Besides being known for his extraordinary spirituality, coaching skills and achievements, Coach Wooden was also known for NEVER using profanity. Many times he would use the phrase “Goodness’, Gracious’ sakes alive!” as a replacement for profane language. http://www.youtube.com/watch?v=oxMGcmp5t30
Unknown to many, this phrase carries with it a reference to Jehovah, the triune God who Coach Wooden served.
Both the terms Goodness and Gracious are attributes of Jehovah God of the Bible. Exodus 34:6 makes this very clear “… The LORD, The LORD God, merciful and gracious, longsuffering, and abundant in goodness and truth,” This is how the phrase “Goodness, Gracious” began, it was used as an alternate name(s) for our God. Because He is a good God, He is given the title “Goodness”. Because He is the God of grace, He is given the title “Gracious”.

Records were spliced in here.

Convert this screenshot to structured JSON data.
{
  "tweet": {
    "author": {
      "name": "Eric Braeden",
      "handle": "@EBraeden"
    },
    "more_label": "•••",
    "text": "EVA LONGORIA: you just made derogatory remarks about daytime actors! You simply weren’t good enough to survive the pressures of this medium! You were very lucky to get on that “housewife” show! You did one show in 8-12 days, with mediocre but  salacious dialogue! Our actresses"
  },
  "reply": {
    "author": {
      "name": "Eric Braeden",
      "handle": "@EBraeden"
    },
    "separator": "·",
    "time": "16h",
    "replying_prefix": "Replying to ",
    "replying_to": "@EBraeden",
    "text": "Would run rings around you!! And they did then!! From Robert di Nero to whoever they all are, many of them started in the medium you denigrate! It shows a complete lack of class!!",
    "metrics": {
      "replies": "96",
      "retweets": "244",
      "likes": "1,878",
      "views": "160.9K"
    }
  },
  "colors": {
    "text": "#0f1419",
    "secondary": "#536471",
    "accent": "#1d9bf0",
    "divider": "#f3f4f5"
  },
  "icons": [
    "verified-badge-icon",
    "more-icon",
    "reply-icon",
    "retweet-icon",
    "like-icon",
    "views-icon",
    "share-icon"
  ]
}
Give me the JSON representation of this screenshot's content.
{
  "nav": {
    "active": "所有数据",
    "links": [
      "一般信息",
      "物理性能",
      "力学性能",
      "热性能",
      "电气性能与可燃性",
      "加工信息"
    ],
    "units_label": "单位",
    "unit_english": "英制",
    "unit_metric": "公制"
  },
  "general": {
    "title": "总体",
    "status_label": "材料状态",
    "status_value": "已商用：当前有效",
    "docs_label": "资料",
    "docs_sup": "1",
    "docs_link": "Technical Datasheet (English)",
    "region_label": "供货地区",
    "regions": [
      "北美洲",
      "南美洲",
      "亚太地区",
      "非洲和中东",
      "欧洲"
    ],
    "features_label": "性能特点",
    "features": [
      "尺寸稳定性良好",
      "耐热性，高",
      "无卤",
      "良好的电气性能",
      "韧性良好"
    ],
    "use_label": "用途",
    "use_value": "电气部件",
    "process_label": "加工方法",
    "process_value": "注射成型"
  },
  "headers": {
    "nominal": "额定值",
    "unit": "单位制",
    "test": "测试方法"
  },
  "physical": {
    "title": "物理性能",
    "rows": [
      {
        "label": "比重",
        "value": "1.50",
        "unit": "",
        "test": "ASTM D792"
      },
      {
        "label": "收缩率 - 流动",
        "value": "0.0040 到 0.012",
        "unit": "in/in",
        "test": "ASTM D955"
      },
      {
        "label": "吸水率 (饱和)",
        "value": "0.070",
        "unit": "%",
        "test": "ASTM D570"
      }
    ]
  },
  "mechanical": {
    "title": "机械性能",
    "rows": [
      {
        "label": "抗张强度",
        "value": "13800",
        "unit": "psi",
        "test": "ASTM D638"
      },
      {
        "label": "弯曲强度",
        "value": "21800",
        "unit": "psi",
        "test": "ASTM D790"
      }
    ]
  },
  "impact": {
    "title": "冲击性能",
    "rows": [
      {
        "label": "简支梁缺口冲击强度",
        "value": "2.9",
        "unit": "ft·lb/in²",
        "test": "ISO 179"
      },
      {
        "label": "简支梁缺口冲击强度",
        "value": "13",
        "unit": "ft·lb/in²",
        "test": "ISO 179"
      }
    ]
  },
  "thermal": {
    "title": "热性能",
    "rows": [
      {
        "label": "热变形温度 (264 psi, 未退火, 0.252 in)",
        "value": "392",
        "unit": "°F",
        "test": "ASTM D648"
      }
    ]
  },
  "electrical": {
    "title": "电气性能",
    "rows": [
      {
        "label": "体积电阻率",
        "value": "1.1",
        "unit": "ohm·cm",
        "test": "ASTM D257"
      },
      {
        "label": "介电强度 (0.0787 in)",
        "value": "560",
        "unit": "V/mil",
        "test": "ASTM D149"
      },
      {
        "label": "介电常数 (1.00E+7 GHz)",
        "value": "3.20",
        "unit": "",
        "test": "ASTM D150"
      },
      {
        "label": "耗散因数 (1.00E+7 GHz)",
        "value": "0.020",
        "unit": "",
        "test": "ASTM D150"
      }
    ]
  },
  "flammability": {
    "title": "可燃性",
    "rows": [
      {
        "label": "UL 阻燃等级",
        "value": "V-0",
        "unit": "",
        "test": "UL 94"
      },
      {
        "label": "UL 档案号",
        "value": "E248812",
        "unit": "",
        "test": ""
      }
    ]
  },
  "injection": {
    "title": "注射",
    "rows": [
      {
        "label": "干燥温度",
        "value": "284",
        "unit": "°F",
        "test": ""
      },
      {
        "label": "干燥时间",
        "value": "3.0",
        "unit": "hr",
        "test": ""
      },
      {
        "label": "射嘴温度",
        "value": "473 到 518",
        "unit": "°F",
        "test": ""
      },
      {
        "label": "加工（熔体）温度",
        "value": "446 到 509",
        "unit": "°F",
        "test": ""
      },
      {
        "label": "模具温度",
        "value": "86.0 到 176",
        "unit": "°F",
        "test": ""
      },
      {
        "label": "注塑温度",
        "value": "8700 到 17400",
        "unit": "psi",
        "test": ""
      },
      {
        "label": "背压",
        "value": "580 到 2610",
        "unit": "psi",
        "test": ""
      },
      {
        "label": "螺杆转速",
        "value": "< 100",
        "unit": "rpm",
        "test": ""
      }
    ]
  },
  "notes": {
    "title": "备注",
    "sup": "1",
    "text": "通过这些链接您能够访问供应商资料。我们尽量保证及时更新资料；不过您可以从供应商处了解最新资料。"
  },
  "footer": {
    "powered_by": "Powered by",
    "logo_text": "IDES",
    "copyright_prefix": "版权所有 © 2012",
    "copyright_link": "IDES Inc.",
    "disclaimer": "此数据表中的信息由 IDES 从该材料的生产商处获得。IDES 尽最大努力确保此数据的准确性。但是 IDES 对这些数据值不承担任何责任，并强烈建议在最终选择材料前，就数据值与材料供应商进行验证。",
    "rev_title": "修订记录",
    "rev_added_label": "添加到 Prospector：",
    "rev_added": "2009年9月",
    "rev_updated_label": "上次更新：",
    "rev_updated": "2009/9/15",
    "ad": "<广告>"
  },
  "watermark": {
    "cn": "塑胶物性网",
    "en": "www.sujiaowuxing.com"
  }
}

This being the case, what does it mean when the Bible says God is a God of goodness? Let’s continue our study centering on “goodness”, one of the fruits of the Holy Spirit.